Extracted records
—————

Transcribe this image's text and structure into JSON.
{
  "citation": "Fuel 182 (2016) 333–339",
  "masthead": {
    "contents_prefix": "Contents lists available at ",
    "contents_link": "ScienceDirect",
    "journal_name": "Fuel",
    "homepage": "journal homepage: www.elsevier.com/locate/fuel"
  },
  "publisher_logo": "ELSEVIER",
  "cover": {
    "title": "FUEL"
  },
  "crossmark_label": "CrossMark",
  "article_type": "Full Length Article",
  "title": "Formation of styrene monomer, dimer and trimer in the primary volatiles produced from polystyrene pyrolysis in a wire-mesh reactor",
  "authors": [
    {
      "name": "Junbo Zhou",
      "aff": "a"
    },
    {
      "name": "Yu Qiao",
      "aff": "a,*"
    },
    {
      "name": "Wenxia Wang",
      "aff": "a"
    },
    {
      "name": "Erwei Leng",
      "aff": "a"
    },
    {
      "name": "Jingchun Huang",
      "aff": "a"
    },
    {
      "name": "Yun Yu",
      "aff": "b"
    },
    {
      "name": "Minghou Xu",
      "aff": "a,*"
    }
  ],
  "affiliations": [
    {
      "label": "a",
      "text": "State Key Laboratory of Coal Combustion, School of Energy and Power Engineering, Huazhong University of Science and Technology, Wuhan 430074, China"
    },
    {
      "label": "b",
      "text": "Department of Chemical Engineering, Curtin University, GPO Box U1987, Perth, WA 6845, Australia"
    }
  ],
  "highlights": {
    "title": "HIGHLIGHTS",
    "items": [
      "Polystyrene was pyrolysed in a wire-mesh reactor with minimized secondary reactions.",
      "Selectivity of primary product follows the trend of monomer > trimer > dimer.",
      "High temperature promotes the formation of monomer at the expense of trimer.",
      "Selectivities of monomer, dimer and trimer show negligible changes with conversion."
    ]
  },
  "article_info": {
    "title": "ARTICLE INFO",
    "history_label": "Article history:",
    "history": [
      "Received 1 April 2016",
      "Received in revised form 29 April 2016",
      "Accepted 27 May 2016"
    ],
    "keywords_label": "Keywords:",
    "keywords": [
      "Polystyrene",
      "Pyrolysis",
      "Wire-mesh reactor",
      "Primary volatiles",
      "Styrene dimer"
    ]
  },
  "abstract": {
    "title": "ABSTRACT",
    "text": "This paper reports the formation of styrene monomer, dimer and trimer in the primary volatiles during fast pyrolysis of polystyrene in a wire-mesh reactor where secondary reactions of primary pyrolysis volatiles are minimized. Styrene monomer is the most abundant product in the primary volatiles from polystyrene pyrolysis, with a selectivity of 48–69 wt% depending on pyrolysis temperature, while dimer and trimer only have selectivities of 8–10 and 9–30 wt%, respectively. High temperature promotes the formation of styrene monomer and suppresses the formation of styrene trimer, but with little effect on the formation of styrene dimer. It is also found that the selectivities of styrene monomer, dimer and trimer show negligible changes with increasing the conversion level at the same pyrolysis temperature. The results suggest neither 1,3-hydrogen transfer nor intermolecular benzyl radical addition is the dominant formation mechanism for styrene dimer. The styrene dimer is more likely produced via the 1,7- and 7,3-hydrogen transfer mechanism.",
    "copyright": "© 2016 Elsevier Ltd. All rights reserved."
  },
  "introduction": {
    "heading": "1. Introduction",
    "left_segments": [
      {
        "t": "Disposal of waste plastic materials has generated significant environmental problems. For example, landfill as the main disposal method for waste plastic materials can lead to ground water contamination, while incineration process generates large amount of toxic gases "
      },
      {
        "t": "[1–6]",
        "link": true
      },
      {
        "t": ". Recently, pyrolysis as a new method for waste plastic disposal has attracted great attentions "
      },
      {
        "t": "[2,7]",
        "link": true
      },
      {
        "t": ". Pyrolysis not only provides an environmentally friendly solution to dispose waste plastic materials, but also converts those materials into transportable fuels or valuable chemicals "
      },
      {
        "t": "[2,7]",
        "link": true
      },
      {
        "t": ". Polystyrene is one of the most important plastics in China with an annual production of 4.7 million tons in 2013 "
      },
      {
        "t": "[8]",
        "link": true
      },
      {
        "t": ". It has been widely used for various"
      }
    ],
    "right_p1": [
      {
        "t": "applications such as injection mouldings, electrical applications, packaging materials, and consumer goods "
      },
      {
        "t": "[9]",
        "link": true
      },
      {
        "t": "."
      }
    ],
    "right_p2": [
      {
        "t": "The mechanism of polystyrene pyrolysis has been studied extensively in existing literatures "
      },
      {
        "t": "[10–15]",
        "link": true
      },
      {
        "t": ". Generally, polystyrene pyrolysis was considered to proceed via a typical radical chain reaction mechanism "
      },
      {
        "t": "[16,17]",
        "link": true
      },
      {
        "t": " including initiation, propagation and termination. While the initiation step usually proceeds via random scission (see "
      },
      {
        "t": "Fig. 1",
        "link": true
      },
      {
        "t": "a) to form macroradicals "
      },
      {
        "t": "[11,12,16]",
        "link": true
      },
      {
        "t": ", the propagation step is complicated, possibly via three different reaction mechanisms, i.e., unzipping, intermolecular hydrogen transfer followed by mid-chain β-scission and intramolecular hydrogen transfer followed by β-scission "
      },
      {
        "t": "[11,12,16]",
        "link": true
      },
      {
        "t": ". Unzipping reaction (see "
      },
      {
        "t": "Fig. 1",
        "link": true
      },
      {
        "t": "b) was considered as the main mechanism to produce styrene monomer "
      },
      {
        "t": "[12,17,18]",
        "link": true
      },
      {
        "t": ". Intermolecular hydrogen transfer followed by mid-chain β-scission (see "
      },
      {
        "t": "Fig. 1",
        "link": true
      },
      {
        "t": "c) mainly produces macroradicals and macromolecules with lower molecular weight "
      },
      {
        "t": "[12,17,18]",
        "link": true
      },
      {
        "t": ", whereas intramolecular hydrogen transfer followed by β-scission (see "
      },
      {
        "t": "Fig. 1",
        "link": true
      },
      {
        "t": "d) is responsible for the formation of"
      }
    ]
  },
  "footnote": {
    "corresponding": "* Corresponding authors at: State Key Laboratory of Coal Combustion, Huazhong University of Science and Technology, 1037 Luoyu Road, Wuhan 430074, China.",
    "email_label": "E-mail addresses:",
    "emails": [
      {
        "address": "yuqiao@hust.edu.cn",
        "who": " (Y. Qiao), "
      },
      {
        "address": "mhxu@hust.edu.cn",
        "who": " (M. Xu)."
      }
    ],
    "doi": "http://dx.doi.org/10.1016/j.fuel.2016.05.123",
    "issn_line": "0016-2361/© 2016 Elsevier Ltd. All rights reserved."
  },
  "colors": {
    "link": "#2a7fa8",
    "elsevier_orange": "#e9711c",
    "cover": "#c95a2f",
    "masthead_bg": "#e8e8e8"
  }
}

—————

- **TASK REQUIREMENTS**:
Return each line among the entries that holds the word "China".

- **SOLUTION TO THIS EXERCISE**:
      "text": "State Key Laboratory of Coal Combustion, School of Energy and Power Engineering, Huazhong University of Science and Technology, Wuhan 430074, China"
        "t": ". Polystyrene is one of the most important plastics in China with an annual production of 4.7 million tons in 2013 "
    "corresponding": "* Corresponding authors at: State Key Laboratory of Coal Combustion, Huazhong University of Science and Technology, 1037 Luoyu Road, Wuhan 430074, China.",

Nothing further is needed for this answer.